Brandon McDaniel: LA Dodgers Strength and Conditioning Coach
Training, Nutrition, and Recovery with Brandon in 5 Questions
Brandon McDaniel speaks with the kind of deliberate self-assurance that comes from a decade spent working with both pro baseball players and members of the US military. He’s also an excellent athlete in his own right. While he was a standout shot putter and discus thrower, powerlifter, and football player at his Iowa high school, Brandon’s first love was always the diamond, and his prowess with a bat earned him a scholarship to the University of South Dakota. After the program was discontinued, Brandon transferred to Wayne State, where he played his junior and senior seasons.
Though he realized he wasn’t going to make it to the majors, Brandon decided he still wanted to spend his career in sports.
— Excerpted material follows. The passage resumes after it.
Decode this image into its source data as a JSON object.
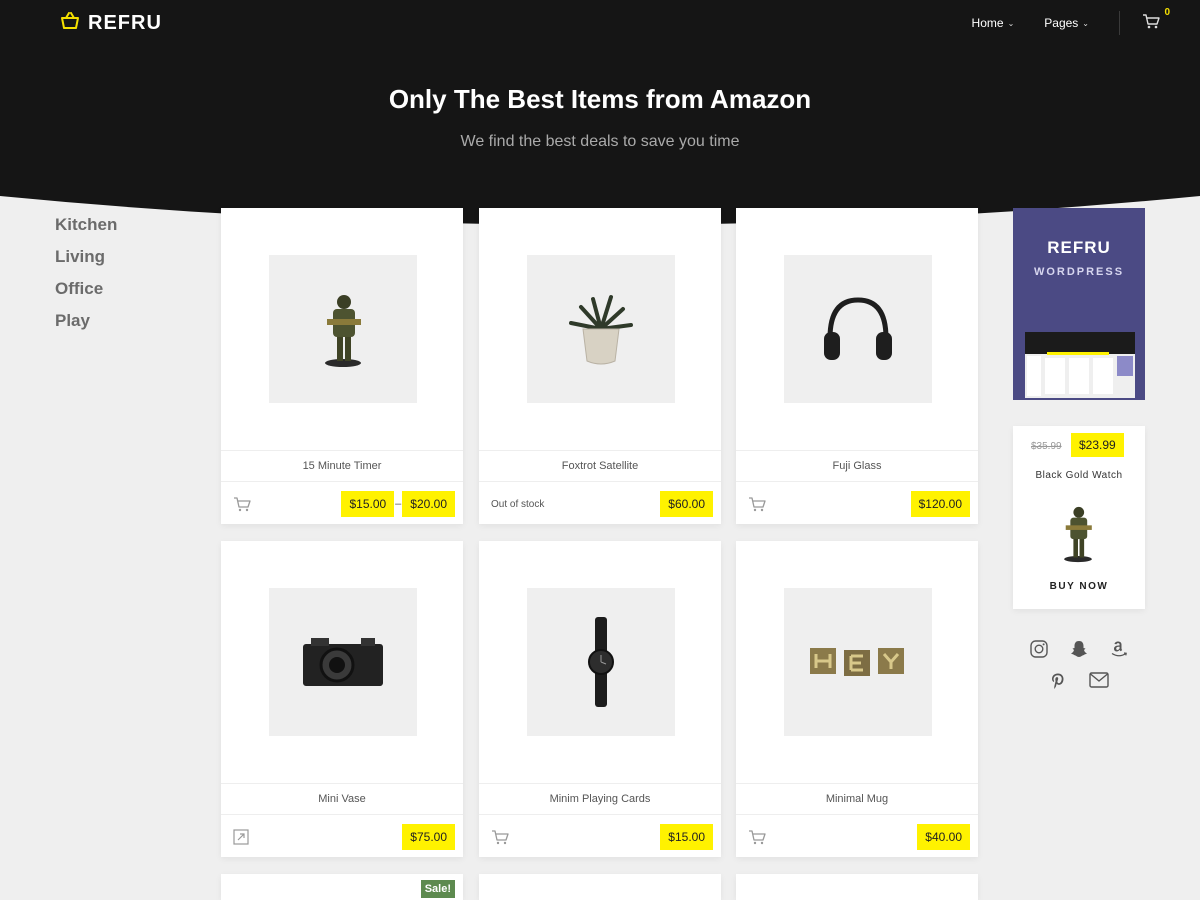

So he built upon his BS in physical education by earning a master’s in human movement from A.T. Still University in Mesa, Arizona. As luck would have it, a close friend clued him in on a job with the Pittsburgh Pirates’ minor league program, and after acing the interview, Brandon was back in baseball as a strength and conditioning coach. During the team’s offseason breaks, he bolstered his experience as an assistant department head at Lifetime Fitness, becoming equally adept at guiding everyday Joe’s as he was at instructing budding pros.
After three years with the Pirates, Brandon accepted a performance specialist position at EXOS (formerly Athletes’ Performance), where he helped Army units at Fort Meade improve their physical preparedness. Brandon deployed a thorough screening process that generated a personalized program for each soldier based on their strengths, limitations, and job requirements and learned how to push them hard enough to be combat-ready without risking injury or burnout. As much as he relished his year at Fort Meade, Brandon yearned to return to baseball. So he took a temporary position with the LA Dodgers, and after demonstrating his acumen, tenacity, and love for the game, was hired full-time in 2012. Just like the young players he was now coaching, Brandon had to prove himself in the minors. He spent a season with the team’s Triple-A affiliate, and was then called up to the big league. Quickly earning a reputation as one of the most innovative strength and conditioning coaches in Major League Baseball, Brandon has enabled the Dodgers to build on 135 years of tradition with cutting-edge methods that have helped the team make the playoffs each season and reach the World Series twice.
Such a record hasn’t just earned Brandon widespread acclaim in pro sports in the US, but also attracted the attention of performance-minded groups further afield. He has traveled all over the world to share his expertise on every aspect of strength and conditioning and is committed to assisting other countries in improving continuing education for coaches. Since 2004, Brandon has served as an advisor to TRIUS, a performance education group based in Seoul, Korea, and has also spent time in Okinawa, Japan, showing athletic trainers, physical therapists, and surgeons how to connect the dots between strength training and injury prevention.
Whether he’s teaching his ground-based training philosophy to pro baseball players, giving back to his craft at home and abroad, or chasing after his sons Caleb and Turner, Brandon portrays the kind of passion and zest for life that makes him a no-brainer addition to our Momentous Performance Engineers team. Check out the video to learn more about his philosophy and practice.
The most two powerful things that I've seen for recovery are the basic ones we take for granted: Don't eat like a child and don't sleep like a teenager.
In this video, you’ll hear Brandon share insights on:
- Balancing short-term and long-term goals
- The value of having a large toolbelt (rather than just using a sledgehammer all the time)
- What sometimes surprises him when he assesses an athlete
- Treading the fine line between risk and reward
- The recovery strategies he’s prioritizing for the Dodgers
- How appearance and performance can mask underlying health issues
- Nutrition and hydration protocols that work in the real world
- Preparing for the rigors of game day with an “alarm phase” of training
- Why recovery is only as good as what we've trained ourselves to recover from
- The critical importance of sleep